Manufactured by De Dietrich & Cie, a 17th century industrial dynasty that remains in business today, the church’s stove was photographically irresistible. Apparently shut out of the French railroad market after the 1870 German annexation of Alsace, they returned to their historical roots in cast iron and began making consumer durables, including stoves. The somewhat shorter de.wikipedia.org entry mentions specially that their cast iron ovens were produced in nearby Niederbronn. the location appearing on the stove’s door,  after 1848.  The company still makes home heating and cooking appliances, along with industrial equipment.

Elizabeth didn’t come in with me, so I didn’t dawdle, but just snapped a quick shot and left.  That wouldn’t be the first or last time that I failed to fully explore what would turn out to be one of the more visually interesting subjects of a trip.
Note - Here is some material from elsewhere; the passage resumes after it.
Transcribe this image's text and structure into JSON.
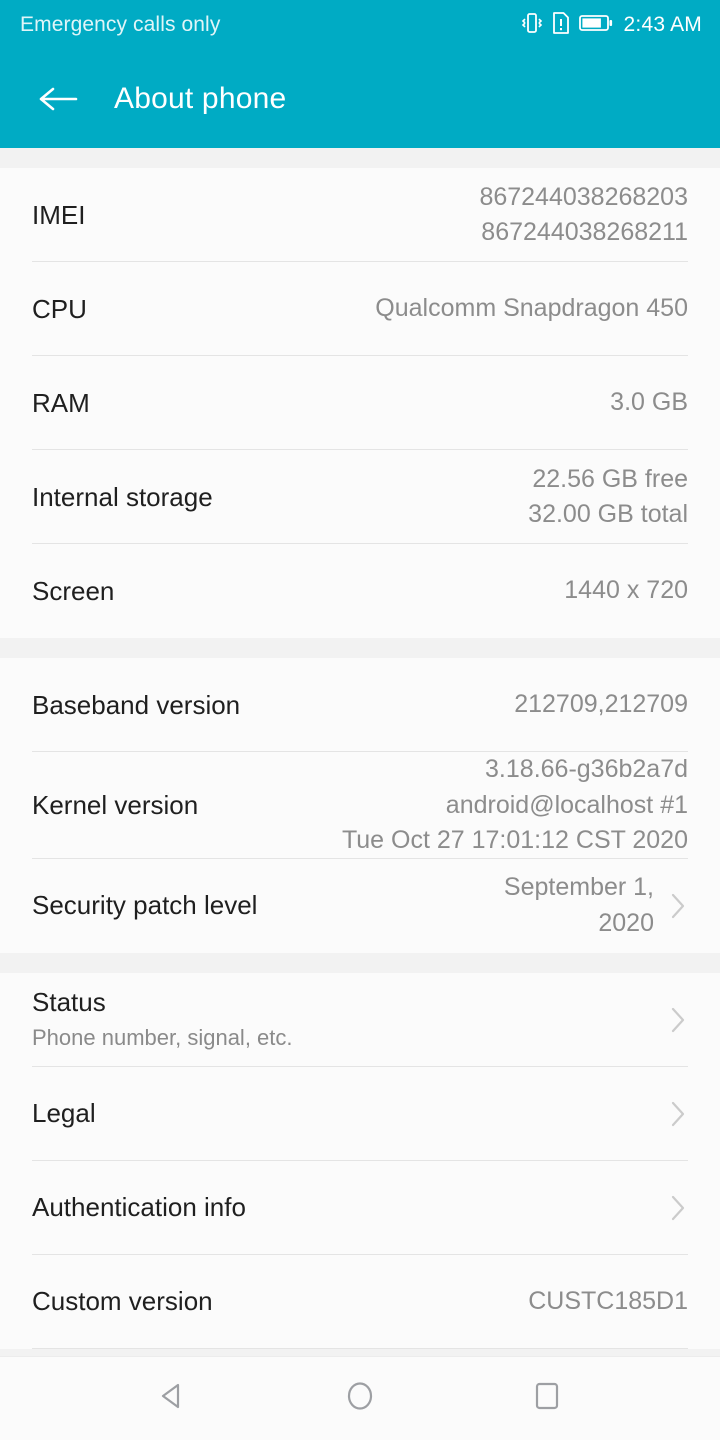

Returning home and reviewing my pictures, I realized that this one might have some potential. I ended up spending far more time in Photoshop than I did in Graufthal.

image
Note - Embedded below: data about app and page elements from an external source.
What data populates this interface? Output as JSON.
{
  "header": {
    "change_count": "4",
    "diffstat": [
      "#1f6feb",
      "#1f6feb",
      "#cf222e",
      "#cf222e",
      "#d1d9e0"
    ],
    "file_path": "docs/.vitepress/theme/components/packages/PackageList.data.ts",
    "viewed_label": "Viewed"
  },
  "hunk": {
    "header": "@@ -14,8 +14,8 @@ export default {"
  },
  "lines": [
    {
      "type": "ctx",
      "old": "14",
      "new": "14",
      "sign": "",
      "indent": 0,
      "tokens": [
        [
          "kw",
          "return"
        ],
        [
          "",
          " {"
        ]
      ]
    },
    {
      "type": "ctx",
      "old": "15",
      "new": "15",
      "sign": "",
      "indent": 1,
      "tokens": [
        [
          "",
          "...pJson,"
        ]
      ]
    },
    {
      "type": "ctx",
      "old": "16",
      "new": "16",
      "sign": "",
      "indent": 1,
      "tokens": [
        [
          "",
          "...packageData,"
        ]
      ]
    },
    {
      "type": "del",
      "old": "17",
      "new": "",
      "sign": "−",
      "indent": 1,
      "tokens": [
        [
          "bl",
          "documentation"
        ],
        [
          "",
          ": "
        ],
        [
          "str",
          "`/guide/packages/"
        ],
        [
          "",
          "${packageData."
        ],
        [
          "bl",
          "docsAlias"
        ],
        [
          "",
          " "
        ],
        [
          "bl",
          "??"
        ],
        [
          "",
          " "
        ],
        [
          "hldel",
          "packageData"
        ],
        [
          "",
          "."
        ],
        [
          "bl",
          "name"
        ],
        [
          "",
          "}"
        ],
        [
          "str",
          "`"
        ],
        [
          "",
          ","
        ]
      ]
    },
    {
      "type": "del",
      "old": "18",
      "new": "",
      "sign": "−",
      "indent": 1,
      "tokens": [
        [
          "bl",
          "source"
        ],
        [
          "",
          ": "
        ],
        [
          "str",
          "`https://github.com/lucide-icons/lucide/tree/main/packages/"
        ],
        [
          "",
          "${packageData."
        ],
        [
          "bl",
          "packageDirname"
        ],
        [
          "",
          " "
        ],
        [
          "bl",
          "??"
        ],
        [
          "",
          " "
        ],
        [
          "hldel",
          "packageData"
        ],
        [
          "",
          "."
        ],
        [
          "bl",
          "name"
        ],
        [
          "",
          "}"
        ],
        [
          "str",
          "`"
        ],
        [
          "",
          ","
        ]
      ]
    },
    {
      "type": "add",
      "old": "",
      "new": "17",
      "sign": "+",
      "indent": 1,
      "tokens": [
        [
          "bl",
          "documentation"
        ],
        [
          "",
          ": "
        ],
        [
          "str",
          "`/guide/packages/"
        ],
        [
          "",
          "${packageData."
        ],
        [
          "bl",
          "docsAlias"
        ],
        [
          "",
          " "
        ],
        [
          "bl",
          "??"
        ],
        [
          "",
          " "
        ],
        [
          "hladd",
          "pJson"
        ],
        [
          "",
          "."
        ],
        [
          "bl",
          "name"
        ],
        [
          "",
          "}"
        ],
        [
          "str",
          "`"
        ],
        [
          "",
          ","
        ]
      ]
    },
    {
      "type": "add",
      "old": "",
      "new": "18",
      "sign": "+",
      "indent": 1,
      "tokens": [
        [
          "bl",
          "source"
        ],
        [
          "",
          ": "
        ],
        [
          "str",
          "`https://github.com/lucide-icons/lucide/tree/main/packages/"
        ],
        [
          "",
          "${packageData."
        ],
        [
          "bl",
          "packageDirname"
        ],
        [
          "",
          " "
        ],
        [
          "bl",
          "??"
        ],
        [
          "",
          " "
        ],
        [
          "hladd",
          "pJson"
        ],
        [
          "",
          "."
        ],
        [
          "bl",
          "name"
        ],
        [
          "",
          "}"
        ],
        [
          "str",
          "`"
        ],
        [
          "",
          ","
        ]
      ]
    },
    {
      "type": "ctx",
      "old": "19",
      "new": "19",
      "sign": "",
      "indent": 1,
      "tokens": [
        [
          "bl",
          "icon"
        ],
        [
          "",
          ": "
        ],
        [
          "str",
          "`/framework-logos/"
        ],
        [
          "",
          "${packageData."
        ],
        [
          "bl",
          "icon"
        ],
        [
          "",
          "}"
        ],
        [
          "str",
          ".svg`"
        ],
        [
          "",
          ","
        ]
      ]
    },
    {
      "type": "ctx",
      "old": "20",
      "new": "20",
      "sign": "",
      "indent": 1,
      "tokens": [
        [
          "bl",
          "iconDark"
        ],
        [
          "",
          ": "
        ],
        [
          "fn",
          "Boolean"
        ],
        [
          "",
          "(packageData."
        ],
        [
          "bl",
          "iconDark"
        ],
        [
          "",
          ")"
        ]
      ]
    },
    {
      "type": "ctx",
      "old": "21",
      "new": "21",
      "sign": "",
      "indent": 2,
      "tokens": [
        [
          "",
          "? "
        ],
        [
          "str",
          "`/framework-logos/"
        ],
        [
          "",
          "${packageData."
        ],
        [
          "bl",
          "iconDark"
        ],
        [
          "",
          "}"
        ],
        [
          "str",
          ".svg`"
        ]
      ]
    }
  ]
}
The lighting was very uneven, with a ray of sunlight falling across the middle of the stove, burning out the highlights on the rusty/shiny metal, while leaving some of the shadows almost pure black. This was more dynamic range than a Canon 50D DSLR can capture in one shot, and I regret not having taken at least 3 bracketed images. Lacking the ability to do an HDR image, I ended up instead spending an afternoon in Photoshop, burning, dodging, masking, and correcting, until I’d ended up with a realistic stove. To balance the composition, I picked up the wall sconce and moved it about a foot to the left.   My day in the digital darkroom resulted in 18 Photoshop layers.
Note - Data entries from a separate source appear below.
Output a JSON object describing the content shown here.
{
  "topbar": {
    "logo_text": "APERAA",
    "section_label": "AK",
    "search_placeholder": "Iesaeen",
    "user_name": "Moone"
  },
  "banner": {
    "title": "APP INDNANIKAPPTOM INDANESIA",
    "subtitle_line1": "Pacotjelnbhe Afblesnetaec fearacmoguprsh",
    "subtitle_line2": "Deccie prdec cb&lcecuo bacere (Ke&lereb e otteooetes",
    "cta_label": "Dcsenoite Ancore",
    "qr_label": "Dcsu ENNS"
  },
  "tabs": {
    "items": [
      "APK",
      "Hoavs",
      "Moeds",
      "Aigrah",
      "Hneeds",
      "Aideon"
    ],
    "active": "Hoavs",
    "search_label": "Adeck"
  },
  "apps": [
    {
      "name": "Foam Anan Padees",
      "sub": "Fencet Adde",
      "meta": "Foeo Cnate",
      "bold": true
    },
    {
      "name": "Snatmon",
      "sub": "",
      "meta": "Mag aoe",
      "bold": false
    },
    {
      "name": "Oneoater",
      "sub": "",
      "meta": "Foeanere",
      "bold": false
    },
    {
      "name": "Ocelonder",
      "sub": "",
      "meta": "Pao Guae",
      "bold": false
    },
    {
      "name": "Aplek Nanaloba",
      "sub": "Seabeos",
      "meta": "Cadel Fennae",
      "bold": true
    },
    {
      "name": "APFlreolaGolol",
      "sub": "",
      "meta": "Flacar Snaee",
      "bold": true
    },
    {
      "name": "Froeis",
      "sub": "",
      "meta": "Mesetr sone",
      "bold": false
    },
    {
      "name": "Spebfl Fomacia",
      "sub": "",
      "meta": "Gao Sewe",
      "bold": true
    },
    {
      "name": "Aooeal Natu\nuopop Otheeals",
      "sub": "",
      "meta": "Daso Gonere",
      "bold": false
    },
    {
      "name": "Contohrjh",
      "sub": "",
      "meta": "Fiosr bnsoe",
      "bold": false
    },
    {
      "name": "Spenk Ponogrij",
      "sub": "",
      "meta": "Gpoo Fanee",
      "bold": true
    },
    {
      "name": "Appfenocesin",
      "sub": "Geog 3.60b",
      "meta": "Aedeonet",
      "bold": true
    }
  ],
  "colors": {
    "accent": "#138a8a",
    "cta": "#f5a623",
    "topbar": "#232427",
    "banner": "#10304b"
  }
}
It’s a fascinating thing, and I love the spiraling triangular elements. I’ve never seen a stove like it, and haven’t been able to find anything specific online.

Here’s the before image, showing what the camera saw before processing it in Lightroom and Photoshop:

ISO 1600, 1/30, f/3.5

Garlic Still Life

Saturday, March 23rd, 2013

Garlic Bulb

The truth be told, I have little patience for doing still lives, but I took one of my favorite photographs in a makeshift studio in my backyard in 2011.

The garlic growing experiment turned out to be a great success, providing dozens of medium-sized garlic plants without any significant interference from deer or woodchuck.  The idea of photographing the garlics started with my admiration of the scapes, the elegant gooseneck shape at the top of the stem. Harvesting the bulbs, I found that the underground part of the plant was even more interesting than the top.

Borrowing a very heavy slate that was sitting unused in a neighbor’s yard, I set it on the ground as a natural backdrop for my vegetable portraits.  With indirect sun coming from one side, a white poster board against the fence on the other side provided some fill light.  I set up a tripod, with the arm extending horizontally, to hold my camera still. I’ve got a lovely old Micro-Nikkor 55mm f/2.8 close up lens that I found in mint shape on eBay, which is where I also bought a Nikon lens adaptor for my Canon 50D.

Some photographers have been surprised to learn that this is a High Dynamic Range Image (HDR), or more precisely, it is a TIF that was tonemapped from an HDR image created by combining 3 exposures.  HDR techniques can emphasize the mid-range contrast, greatly enhancing texture, which really enhances the roots in this image.  After processing the image in Photomatix, I removed some spots from the slate in Photoshop.  The conversion to black & white was done in Lightroom.

It clearly works better on matte paper than glossy. I experimented with half a dozen different fine art papers and finally settled on Canson’s Montval Aquarelle, a cold press paper without any optical brighteners. That 310 gsm watercolour paper really makes it pop, giving it some life and dimension.  I like the way the picture comes out on the screen, but I love the way it prints.